WHAT IS BEING ASKED
Skip every image and restate the data word for word.

#### MATERIAL FOR THIS TASK ####

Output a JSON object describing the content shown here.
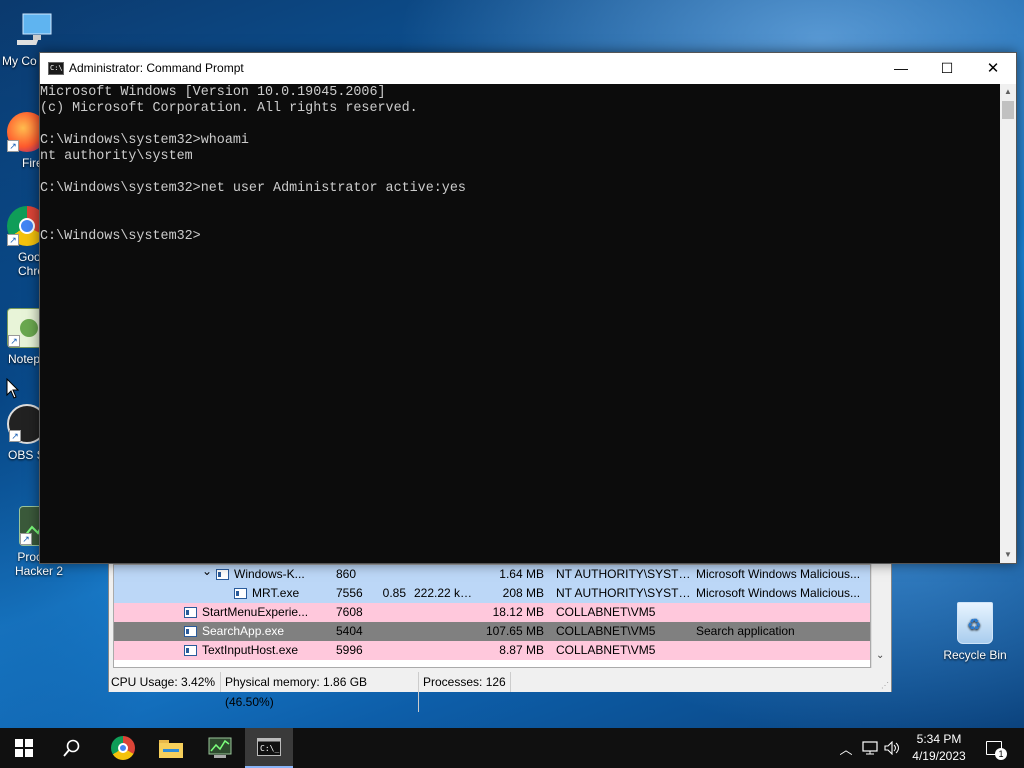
{
  "desktop": {
    "icons": [
      {
        "label": "My Co",
        "icon": "computer-icon"
      },
      {
        "label": "Fire",
        "icon": "firefox-icon"
      },
      {
        "label": "Goo\nChro",
        "icon": "chrome-icon"
      },
      {
        "label": "Notep",
        "icon": "notepad-icon"
      },
      {
        "label": "OBS S",
        "icon": "obs-icon"
      },
      {
        "label": "Process\nHacker 2",
        "icon": "process-hacker-icon"
      },
      {
        "label": "Recycle Bin",
        "icon": "recycle-bin-icon"
      }
    ]
  },
  "cmd": {
    "title": "Administrator: Command Prompt",
    "icon_text": "C:\\",
    "lines": [
      "Microsoft Windows [Version 10.0.19045.2006]",
      "(c) Microsoft Corporation. All rights reserved.",
      "",
      "C:\\Windows\\system32>whoami",
      "nt authority\\system",
      "",
      "C:\\Windows\\system32>net user Administrator active:yes",
      "",
      "",
      "C:\\Windows\\system32>"
    ],
    "buttons": {
      "minimize": "—",
      "maximize": "☐",
      "close": "✕"
    }
  },
  "process_hacker": {
    "rows": [
      {
        "name": "Windows-K...",
        "pid": "860",
        "cpu": "",
        "io": "",
        "mem": "1.64 MB",
        "user": "NT AUTHORITY\\SYSTEM",
        "desc": "Microsoft Windows Malicious...",
        "color": "#bcd7f7",
        "indent": 2,
        "expander": "⌄"
      },
      {
        "name": "MRT.exe",
        "pid": "7556",
        "cpu": "0.85",
        "io": "222.22 kB...",
        "mem": "208 MB",
        "user": "NT AUTHORITY\\SYSTEM",
        "desc": "Microsoft Windows Malicious...",
        "color": "#bcd7f7",
        "indent": 3,
        "expander": ""
      },
      {
        "name": "StartMenuExperie...",
        "pid": "7608",
        "cpu": "",
        "io": "",
        "mem": "18.12 MB",
        "user": "COLLABNET\\VM5",
        "desc": "",
        "color": "#ffc8dc",
        "indent": 1,
        "expander": ""
      },
      {
        "name": "SearchApp.exe",
        "pid": "5404",
        "cpu": "",
        "io": "",
        "mem": "107.65 MB",
        "user": "COLLABNET\\VM5",
        "desc": "Search application",
        "color": "#808080",
        "indent": 1,
        "expander": ""
      },
      {
        "name": "TextInputHost.exe",
        "pid": "5996",
        "cpu": "",
        "io": "",
        "mem": "8.87 MB",
        "user": "COLLABNET\\VM5",
        "desc": "",
        "color": "#ffc8dc",
        "indent": 1,
        "expander": ""
      }
    ],
    "status": {
      "cpu": "CPU Usage: 3.42%",
      "memory": "Physical memory: 1.86 GB (46.50%)",
      "processes": "Processes: 126"
    }
  },
  "taskbar": {
    "items": [
      {
        "name": "start-button",
        "icon": "windows-logo-icon"
      },
      {
        "name": "search-button",
        "icon": "search-icon"
      },
      {
        "name": "chrome-taskbar",
        "icon": "chrome-icon"
      },
      {
        "name": "file-explorer-taskbar",
        "icon": "folder-icon"
      },
      {
        "name": "process-hacker-taskbar",
        "icon": "process-hacker-icon"
      },
      {
        "name": "cmd-taskbar",
        "icon": "cmd-icon",
        "active": true
      }
    ],
    "clock": {
      "time": "5:34 PM",
      "date": "4/19/2023"
    },
    "notification_count": "1"
  }
}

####

RESPONSE AREA
Output a JSON object describing the content shown here.
{
  "desktop": {
    "icons": [
      {
        "label": "My Co",
        "icon": "computer-icon"
      },
      {
        "label": "Fire",
        "icon": "firefox-icon"
      },
      {
        "label": "Goo\nChro",
        "icon": "chrome-icon"
      },
      {
        "label": "Notep",
        "icon": "notepad-icon"
      },
      {
        "label": "OBS S",
        "icon": "obs-icon"
      },
      {
        "label": "Process\nHacker 2",
        "icon": "process-hacker-icon"
      },
      {
        "label": "Recycle Bin",
        "icon": "recycle-bin-icon"
      }
    ]
  },
  "cmd": {
    "title": "Administrator: Command Prompt",
    "icon_text": "C:\\",
    "lines": [
      "Microsoft Windows [Version 10.0.19045.2006]",
      "(c) Microsoft Corporation. All rights reserved.",
      "",
      "C:\\Windows\\system32>whoami",
      "nt authority\\system",
      "",
      "C:\\Windows\\system32>net user Administrator active:yes",
      "",
      "",
      "C:\\Windows\\system32>"
    ],
    "buttons": {
      "minimize": "—",
      "maximize": "☐",
      "close": "✕"
    }
  },
  "process_hacker": {
    "rows": [
      {
        "name": "Windows-K...",
        "pid": "860",
        "cpu": "",
        "io": "",
        "mem": "1.64 MB",
        "user": "NT AUTHORITY\\SYSTEM",
        "desc": "Microsoft Windows Malicious...",
        "color": "#bcd7f7",
        "indent": 2,
        "expander": "⌄"
      },
      {
        "name": "MRT.exe",
        "pid": "7556",
        "cpu": "0.85",
        "io": "222.22 kB...",
        "mem": "208 MB",
        "user": "NT AUTHORITY\\SYSTEM",
        "desc": "Microsoft Windows Malicious...",
        "color": "#bcd7f7",
        "indent": 3,
        "expander": ""
      },
      {
        "name": "StartMenuExperie...",
        "pid": "7608",
        "cpu": "",
        "io": "",
        "mem": "18.12 MB",
        "user": "COLLABNET\\VM5",
        "desc": "",
        "color": "#ffc8dc",
        "indent": 1,
        "expander": ""
      },
      {
        "name": "SearchApp.exe",
        "pid": "5404",
        "cpu": "",
        "io": "",
        "mem": "107.65 MB",
        "user": "COLLABNET\\VM5",
        "desc": "Search application",
        "color": "#808080",
        "indent": 1,
        "expander": ""
      },
      {
        "name": "TextInputHost.exe",
        "pid": "5996",
        "cpu": "",
        "io": "",
        "mem": "8.87 MB",
        "user": "COLLABNET\\VM5",
        "desc": "",
        "color": "#ffc8dc",
        "indent": 1,
        "expander": ""
      }
    ],
    "status": {
      "cpu": "CPU Usage: 3.42%",
      "memory": "Physical memory: 1.86 GB (46.50%)",
      "processes": "Processes: 126"
    }
  },
  "taskbar": {
    "items": [
      {
        "name": "start-button",
        "icon": "windows-logo-icon"
      },
      {
        "name": "search-button",
        "icon": "search-icon"
      },
      {
        "name": "chrome-taskbar",
        "icon": "chrome-icon"
      },
      {
        "name": "file-explorer-taskbar",
        "icon": "folder-icon"
      },
      {
        "name": "process-hacker-taskbar",
        "icon": "process-hacker-icon"
      },
      {
        "name": "cmd-taskbar",
        "icon": "cmd-icon",
        "active": true
      }
    ],
    "clock": {
      "time": "5:34 PM",
      "date": "4/19/2023"
    },
    "notification_count": "1"
  }
}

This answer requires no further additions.